[Required action] The response must consist of each line in the listing that has the word "assets" in it.

[Records shown]
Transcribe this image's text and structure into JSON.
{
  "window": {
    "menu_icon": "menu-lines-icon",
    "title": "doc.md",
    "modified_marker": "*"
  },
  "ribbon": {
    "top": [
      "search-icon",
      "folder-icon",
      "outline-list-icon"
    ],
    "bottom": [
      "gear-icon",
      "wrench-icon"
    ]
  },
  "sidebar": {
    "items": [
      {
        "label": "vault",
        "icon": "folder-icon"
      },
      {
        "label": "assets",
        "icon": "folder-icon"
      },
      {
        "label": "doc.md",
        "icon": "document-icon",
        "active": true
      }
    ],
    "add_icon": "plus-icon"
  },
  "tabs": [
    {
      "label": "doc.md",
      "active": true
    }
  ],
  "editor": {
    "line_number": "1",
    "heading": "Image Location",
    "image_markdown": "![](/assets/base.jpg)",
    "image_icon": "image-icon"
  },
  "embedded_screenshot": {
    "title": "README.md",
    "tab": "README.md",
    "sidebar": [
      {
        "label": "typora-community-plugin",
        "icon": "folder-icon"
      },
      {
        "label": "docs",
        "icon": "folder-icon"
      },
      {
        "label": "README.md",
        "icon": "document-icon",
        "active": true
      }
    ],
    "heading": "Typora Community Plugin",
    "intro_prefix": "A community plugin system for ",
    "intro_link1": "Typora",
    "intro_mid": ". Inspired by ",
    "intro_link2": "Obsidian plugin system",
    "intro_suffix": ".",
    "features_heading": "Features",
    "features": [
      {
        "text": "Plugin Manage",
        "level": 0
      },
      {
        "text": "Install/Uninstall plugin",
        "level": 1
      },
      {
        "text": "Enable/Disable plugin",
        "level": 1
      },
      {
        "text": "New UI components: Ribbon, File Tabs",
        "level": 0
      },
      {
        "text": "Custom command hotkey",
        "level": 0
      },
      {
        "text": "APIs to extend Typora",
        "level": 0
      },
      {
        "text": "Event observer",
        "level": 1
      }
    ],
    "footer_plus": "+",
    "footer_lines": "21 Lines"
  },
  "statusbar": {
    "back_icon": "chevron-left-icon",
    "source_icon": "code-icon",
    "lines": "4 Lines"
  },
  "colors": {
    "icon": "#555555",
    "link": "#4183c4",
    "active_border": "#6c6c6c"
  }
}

[Reply to the exercise]
        "label": "assets",
    "image_markdown": "![](/assets/base.jpg)",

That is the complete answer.